All the currents are confined within the lunar Mach cone, flowing on circular closed loops perpendicular to the IMF axis and rotate with the IMF direction as the IMF angle changes. These currents perturb the magnetic fields in the lunar nightside (Figures 1g, 1h, 2e, and 2f), enhancing the magnetic fields in the void region and reducing them outside [Colburn et al., 1967; Ness et al., 1968; Whang, 1968a]. Comparing Figure 1h with Figure 2e confirms that the magnitude of the magnetic field compression in the void is a function of the IMF angle with the solar wind flow direction and is maximum when the angle is minimum.

Here we discussed the current systems and their closures in the lunar wake for two extreme IMF directions. However, the IMF direction changes by time and is nominally oriented at ~45° to the solar wind flow at the Moon-Sun distance [Smith and Wolfe, 1979]. Since the current system planes are perpendicular to the IMF axis, any IMF directions which neither are parallel nor perpendicular to the solar wind result in a superposition of the parallel and perpendicular cases. However, the geometry of the current systems will be far more complex than discussed here, if the IMF is not parallel or perpendicular to the solar wind.

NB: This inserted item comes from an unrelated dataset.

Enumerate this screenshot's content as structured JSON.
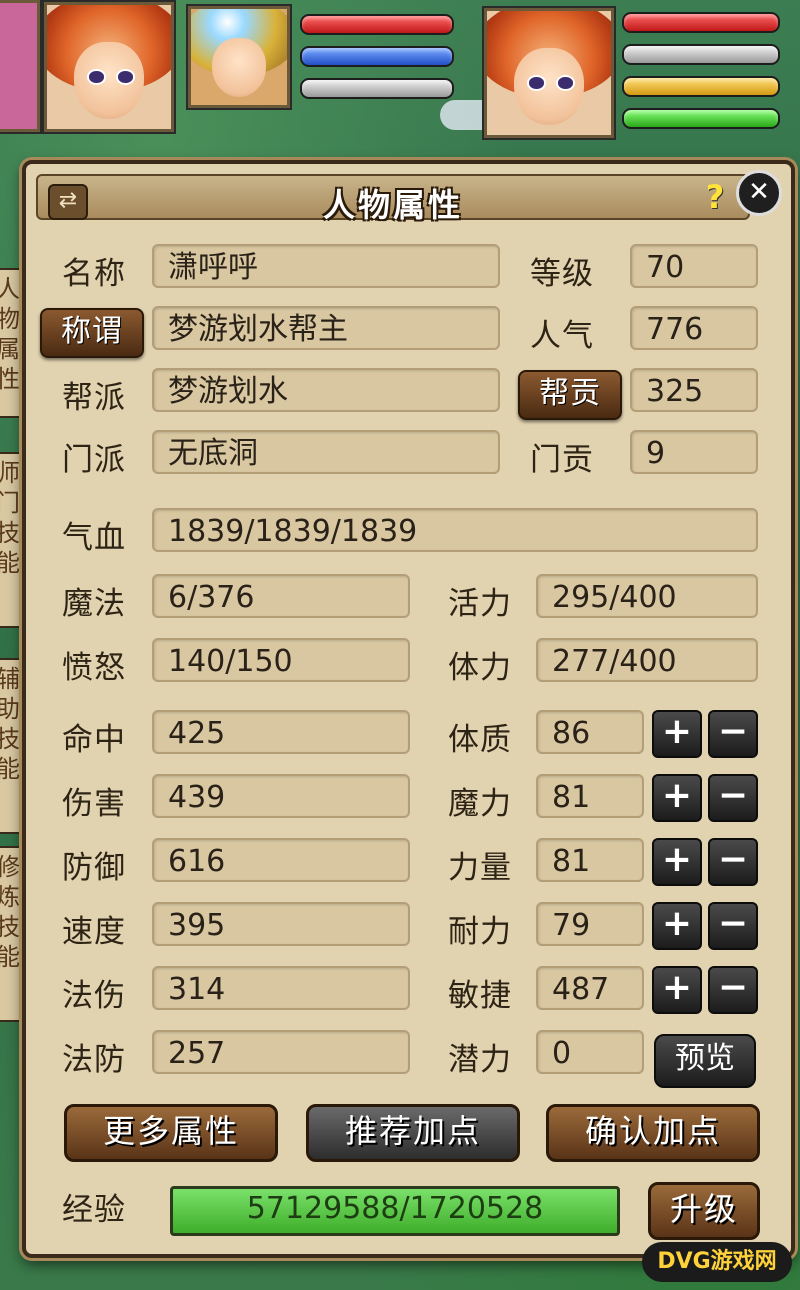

When the IMF is perpendicular to the solar wind, the direction of J1 in our simulation is similar to the Owen et al. [1996] illustration in the nightside. Owen et al. [1996] considered the Moon to be a part of the plasma void; therefore, the pressure gradient across a void-Moon generates a current on the lunar dayside. However, the existence of the dayside current could depend on the lunar conductivity. Here, in our model, we assumed that the Moon to be a non-conductive body, while Blank [1969] theoretically calculated the magnitude of this current as well as the intensity of the induced magnetic field in the conductive layers of the Moon. The time-varying IMF results to induce currents on the conductive surface of the Moon and perturb the magnetic fields there [Sonett, 1982; Dyal et al., 1974, and references therein]. Therefore, the lunar wake current system may also close on the lunar dayside, if we consider the conductivity of the Moon. However, dayside current is not seen in our model for a non-conductive Moon.

Acknowledgements

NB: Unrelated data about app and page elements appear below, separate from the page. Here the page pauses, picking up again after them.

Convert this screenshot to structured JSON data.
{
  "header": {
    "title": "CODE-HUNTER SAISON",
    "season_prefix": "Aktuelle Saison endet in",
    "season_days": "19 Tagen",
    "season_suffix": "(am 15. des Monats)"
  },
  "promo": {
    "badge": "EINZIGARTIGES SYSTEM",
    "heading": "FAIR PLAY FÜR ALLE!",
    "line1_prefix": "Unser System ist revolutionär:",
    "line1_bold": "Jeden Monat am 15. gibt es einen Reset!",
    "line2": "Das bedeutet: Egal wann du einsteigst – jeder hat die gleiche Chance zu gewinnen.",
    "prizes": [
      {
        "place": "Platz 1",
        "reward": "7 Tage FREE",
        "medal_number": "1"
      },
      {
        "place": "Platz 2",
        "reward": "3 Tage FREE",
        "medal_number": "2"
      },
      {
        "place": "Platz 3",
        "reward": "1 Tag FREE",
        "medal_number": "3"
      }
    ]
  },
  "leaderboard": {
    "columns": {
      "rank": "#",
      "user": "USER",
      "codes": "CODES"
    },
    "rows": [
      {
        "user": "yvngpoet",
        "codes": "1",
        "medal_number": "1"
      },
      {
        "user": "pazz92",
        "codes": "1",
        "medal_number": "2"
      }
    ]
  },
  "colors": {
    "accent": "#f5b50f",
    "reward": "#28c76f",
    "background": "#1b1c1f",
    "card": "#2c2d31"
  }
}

  1. Top of page
  2. Abstract
  3. 1 Introduction
  4. 2 Model
  5. 3 Model results
  6. 4 Discussion
  7. Acknowledgements
  8. References

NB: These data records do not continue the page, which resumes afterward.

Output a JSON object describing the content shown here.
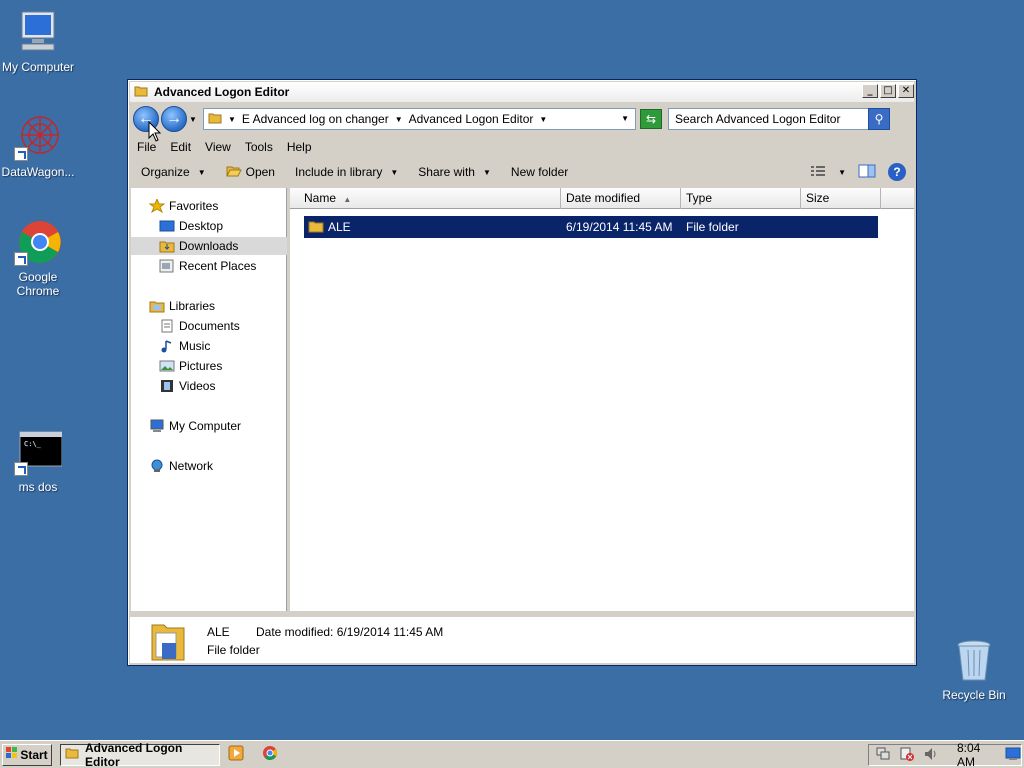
{
  "desktop": {
    "icons": [
      {
        "label": "My Computer"
      },
      {
        "label": "DataWagon..."
      },
      {
        "label": "Google Chrome"
      },
      {
        "label": "ms dos"
      },
      {
        "label": "Recycle Bin"
      }
    ]
  },
  "window": {
    "title": "Advanced Logon Editor",
    "controls": {
      "minimize": "_",
      "maximize": "□",
      "close": "✕"
    },
    "address": {
      "crumbs": [
        "E Advanced log on changer",
        "Advanced Logon Editor"
      ]
    },
    "search": {
      "placeholder": "Search Advanced Logon Editor"
    },
    "menu": [
      "File",
      "Edit",
      "View",
      "Tools",
      "Help"
    ],
    "commands": {
      "organize": "Organize",
      "open": "Open",
      "include": "Include in library",
      "share": "Share with",
      "new_folder": "New folder"
    },
    "nav": {
      "favorites": "Favorites",
      "desktop": "Desktop",
      "downloads": "Downloads",
      "recent": "Recent Places",
      "libraries": "Libraries",
      "documents": "Documents",
      "music": "Music",
      "pictures": "Pictures",
      "videos": "Videos",
      "my_computer": "My Computer",
      "network": "Network"
    },
    "columns": [
      "Name",
      "Date modified",
      "Type",
      "Size"
    ],
    "files": [
      {
        "name": "ALE",
        "date": "6/19/2014 11:45 AM",
        "type": "File folder",
        "size": ""
      }
    ],
    "details": {
      "name": "ALE",
      "date": "Date modified: 6/19/2014 11:45 AM",
      "type": "File folder"
    }
  },
  "taskbar": {
    "start": "Start",
    "active_task": "Advanced Logon Editor",
    "clock": "8:04 AM"
  },
  "colors": {
    "desktop": "#3a6ea5",
    "selection": "#0a246a",
    "nav_selected": "#d9d9d9"
  }
}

The work of S.F. was supported by the National Graduate School of Space Technology (NGSST), Luleå University of Technology, the Swedish National Space Board (SNSB), and the National Graduate School of Scientific Computing (NGSSC), Uppsala University, Sweden. This research was conducted using resources provided by the Swedish National Infrastructure for Computing (SNIC) at the High Performance Computing Center North (HPC2N), Umeå University, Sweden. The software used in this work was in part developed by the DOE-supported Flash Center for Computational Science at the University of Chicago. The authors thank the reviewers for their valuable comments to improve this manuscript.

References

  1. Top of page
  2. Abstract
  3. 1 Introduction
  4. 2 Model
  5. 3 Model results
  6. 4 Discussion
  7. Acknowledgements
  8. References